## Work required:
Give back every line of the data, word for word.

## Exercise data:
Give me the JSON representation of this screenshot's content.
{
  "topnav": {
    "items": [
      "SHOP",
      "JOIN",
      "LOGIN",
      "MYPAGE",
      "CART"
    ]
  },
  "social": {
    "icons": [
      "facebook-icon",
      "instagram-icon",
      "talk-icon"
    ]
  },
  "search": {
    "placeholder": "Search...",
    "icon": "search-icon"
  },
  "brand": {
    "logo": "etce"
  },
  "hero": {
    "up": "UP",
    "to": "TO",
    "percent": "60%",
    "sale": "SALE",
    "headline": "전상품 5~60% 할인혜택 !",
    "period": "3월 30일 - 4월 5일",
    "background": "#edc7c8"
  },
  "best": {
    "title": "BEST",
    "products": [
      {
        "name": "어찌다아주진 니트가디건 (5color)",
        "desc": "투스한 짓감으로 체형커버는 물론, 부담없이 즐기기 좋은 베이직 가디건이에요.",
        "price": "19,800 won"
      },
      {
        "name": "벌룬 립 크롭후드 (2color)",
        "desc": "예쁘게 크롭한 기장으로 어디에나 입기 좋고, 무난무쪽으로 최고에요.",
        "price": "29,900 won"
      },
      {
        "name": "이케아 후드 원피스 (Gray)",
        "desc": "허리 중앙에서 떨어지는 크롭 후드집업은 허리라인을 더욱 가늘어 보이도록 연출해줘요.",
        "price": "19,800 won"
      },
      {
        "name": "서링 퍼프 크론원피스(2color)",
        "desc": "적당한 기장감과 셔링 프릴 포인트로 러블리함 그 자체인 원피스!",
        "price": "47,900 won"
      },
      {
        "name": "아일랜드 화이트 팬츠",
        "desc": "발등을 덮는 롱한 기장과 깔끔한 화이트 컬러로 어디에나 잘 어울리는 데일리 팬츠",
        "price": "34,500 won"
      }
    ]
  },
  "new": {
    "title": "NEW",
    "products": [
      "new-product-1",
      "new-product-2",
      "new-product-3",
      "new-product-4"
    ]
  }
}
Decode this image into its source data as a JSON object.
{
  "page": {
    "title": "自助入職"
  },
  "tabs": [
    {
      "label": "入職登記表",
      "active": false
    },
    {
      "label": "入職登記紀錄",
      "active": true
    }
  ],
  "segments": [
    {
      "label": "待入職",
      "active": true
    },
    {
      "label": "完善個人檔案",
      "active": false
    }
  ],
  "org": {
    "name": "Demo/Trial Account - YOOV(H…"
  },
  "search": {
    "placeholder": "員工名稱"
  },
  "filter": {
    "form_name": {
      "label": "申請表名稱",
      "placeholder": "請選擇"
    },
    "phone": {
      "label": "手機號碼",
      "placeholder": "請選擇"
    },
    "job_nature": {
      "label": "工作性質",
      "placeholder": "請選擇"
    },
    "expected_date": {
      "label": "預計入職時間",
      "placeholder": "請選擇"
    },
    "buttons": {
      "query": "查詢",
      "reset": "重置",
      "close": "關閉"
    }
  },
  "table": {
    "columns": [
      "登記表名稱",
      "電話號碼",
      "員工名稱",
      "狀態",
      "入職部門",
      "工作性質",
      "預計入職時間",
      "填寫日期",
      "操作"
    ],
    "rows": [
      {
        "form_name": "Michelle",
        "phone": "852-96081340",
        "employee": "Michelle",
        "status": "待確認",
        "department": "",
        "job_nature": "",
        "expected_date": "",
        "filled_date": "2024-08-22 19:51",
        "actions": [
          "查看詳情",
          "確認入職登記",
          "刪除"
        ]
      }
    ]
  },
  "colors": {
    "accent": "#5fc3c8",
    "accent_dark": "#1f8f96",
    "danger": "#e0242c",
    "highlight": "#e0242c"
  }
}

## Response to the task:
Give me the JSON representation of this screenshot's content.
{
  "topnav": {
    "items": [
      "SHOP",
      "JOIN",
      "LOGIN",
      "MYPAGE",
      "CART"
    ]
  },
  "social": {
    "icons": [
      "facebook-icon",
      "instagram-icon",
      "talk-icon"
    ]
  },
  "search": {
    "placeholder": "Search...",
    "icon": "search-icon"
  },
  "brand": {
    "logo": "etce"
  },
  "hero": {
    "up": "UP",
    "to": "TO",
    "percent": "60%",
    "sale": "SALE",
    "headline": "전상품 5~60% 할인혜택 !",
    "period": "3월 30일 - 4월 5일",
    "background": "#edc7c8"
  },
  "best": {
    "title": "BEST",
    "products": [
      {
        "name": "어찌다아주진 니트가디건 (5color)",
        "desc": "투스한 짓감으로 체형커버는 물론, 부담없이 즐기기 좋은 베이직 가디건이에요.",
        "price": "19,800 won"
      },
      {
        "name": "벌룬 립 크롭후드 (2color)",
        "desc": "예쁘게 크롭한 기장으로 어디에나 입기 좋고, 무난무쪽으로 최고에요.",
        "price": "29,900 won"
      },
      {
        "name": "이케아 후드 원피스 (Gray)",
        "desc": "허리 중앙에서 떨어지는 크롭 후드집업은 허리라인을 더욱 가늘어 보이도록 연출해줘요.",
        "price": "19,800 won"
      },
      {
        "name": "서링 퍼프 크론원피스(2color)",
        "desc": "적당한 기장감과 셔링 프릴 포인트로 러블리함 그 자체인 원피스!",
        "price": "47,900 won"
      },
      {
        "name": "아일랜드 화이트 팬츠",
        "desc": "발등을 덮는 롱한 기장과 깔끔한 화이트 컬러로 어디에나 잘 어울리는 데일리 팬츠",
        "price": "34,500 won"
      }
    ]
  },
  "new": {
    "title": "NEW",
    "products": [
      "new-product-1",
      "new-product-2",
      "new-product-3",
      "new-product-4"
    ]
  }
}
Decode this image into its source data as a JSON object.
{
  "page": {
    "title": "自助入職"
  },
  "tabs": [
    {
      "label": "入職登記表",
      "active": false
    },
    {
      "label": "入職登記紀錄",
      "active": true
    }
  ],
  "segments": [
    {
      "label": "待入職",
      "active": true
    },
    {
      "label": "完善個人檔案",
      "active": false
    }
  ],
  "org": {
    "name": "Demo/Trial Account - YOOV(H…"
  },
  "search": {
    "placeholder": "員工名稱"
  },
  "filter": {
    "form_name": {
      "label": "申請表名稱",
      "placeholder": "請選擇"
    },
    "phone": {
      "label": "手機號碼",
      "placeholder": "請選擇"
    },
    "job_nature": {
      "label": "工作性質",
      "placeholder": "請選擇"
    },
    "expected_date": {
      "label": "預計入職時間",
      "placeholder": "請選擇"
    },
    "buttons": {
      "query": "查詢",
      "reset": "重置",
      "close": "關閉"
    }
  },
  "table": {
    "columns": [
      "登記表名稱",
      "電話號碼",
      "員工名稱",
      "狀態",
      "入職部門",
      "工作性質",
      "預計入職時間",
      "填寫日期",
      "操作"
    ],
    "rows": [
      {
        "form_name": "Michelle",
        "phone": "852-96081340",
        "employee": "Michelle",
        "status": "待確認",
        "department": "",
        "job_nature": "",
        "expected_date": "",
        "filled_date": "2024-08-22 19:51",
        "actions": [
          "查看詳情",
          "確認入職登記",
          "刪除"
        ]
      }
    ]
  },
  "colors": {
    "accent": "#5fc3c8",
    "accent_dark": "#1f8f96",
    "danger": "#e0242c",
    "highlight": "#e0242c"
  }
}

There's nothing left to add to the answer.